*WHAT YOU ARE ASKED TO DO*. Your answer should restate each line of the data below word for word.
RECORDED DATA START
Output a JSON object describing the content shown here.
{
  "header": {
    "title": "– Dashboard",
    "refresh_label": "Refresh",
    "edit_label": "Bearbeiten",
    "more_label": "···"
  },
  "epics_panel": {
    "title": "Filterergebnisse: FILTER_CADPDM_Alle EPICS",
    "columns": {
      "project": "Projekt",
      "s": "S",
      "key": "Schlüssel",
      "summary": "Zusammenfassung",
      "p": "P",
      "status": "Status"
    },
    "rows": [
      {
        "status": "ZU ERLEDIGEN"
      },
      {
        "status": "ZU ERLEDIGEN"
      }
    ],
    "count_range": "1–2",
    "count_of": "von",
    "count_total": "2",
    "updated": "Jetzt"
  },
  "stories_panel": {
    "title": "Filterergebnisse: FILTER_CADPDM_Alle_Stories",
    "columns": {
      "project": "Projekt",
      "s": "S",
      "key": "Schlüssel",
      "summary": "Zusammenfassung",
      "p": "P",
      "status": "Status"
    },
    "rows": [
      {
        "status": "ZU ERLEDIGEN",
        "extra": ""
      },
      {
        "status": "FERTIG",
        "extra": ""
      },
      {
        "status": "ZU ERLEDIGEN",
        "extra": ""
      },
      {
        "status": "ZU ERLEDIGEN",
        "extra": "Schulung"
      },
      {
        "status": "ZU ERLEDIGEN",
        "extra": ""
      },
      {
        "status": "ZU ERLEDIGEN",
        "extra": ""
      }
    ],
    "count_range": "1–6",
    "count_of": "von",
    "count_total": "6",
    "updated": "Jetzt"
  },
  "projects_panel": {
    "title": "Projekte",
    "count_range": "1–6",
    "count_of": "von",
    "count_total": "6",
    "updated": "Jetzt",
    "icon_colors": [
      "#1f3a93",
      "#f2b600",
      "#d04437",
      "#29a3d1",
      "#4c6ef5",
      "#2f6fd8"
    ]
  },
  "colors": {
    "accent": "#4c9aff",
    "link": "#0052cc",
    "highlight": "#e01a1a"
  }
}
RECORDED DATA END
*REPLY TO THE EXERCISE*.
Output a JSON object describing the content shown here.
{
  "header": {
    "title": "– Dashboard",
    "refresh_label": "Refresh",
    "edit_label": "Bearbeiten",
    "more_label": "···"
  },
  "epics_panel": {
    "title": "Filterergebnisse: FILTER_CADPDM_Alle EPICS",
    "columns": {
      "project": "Projekt",
      "s": "S",
      "key": "Schlüssel",
      "summary": "Zusammenfassung",
      "p": "P",
      "status": "Status"
    },
    "rows": [
      {
        "status": "ZU ERLEDIGEN"
      },
      {
        "status": "ZU ERLEDIGEN"
      }
    ],
    "count_range": "1–2",
    "count_of": "von",
    "count_total": "2",
    "updated": "Jetzt"
  },
  "stories_panel": {
    "title": "Filterergebnisse: FILTER_CADPDM_Alle_Stories",
    "columns": {
      "project": "Projekt",
      "s": "S",
      "key": "Schlüssel",
      "summary": "Zusammenfassung",
      "p": "P",
      "status": "Status"
    },
    "rows": [
      {
        "status": "ZU ERLEDIGEN",
        "extra": ""
      },
      {
        "status": "FERTIG",
        "extra": ""
      },
      {
        "status": "ZU ERLEDIGEN",
        "extra": ""
      },
      {
        "status": "ZU ERLEDIGEN",
        "extra": "Schulung"
      },
      {
        "status": "ZU ERLEDIGEN",
        "extra": ""
      },
      {
        "status": "ZU ERLEDIGEN",
        "extra": ""
      }
    ],
    "count_range": "1–6",
    "count_of": "von",
    "count_total": "6",
    "updated": "Jetzt"
  },
  "projects_panel": {
    "title": "Projekte",
    "count_range": "1–6",
    "count_of": "von",
    "count_total": "6",
    "updated": "Jetzt",
    "icon_colors": [
      "#1f3a93",
      "#f2b600",
      "#d04437",
      "#29a3d1",
      "#4c6ef5",
      "#2f6fd8"
    ]
  },
  "colors": {
    "accent": "#4c9aff",
    "link": "#0052cc",
    "highlight": "#e01a1a"
  }
}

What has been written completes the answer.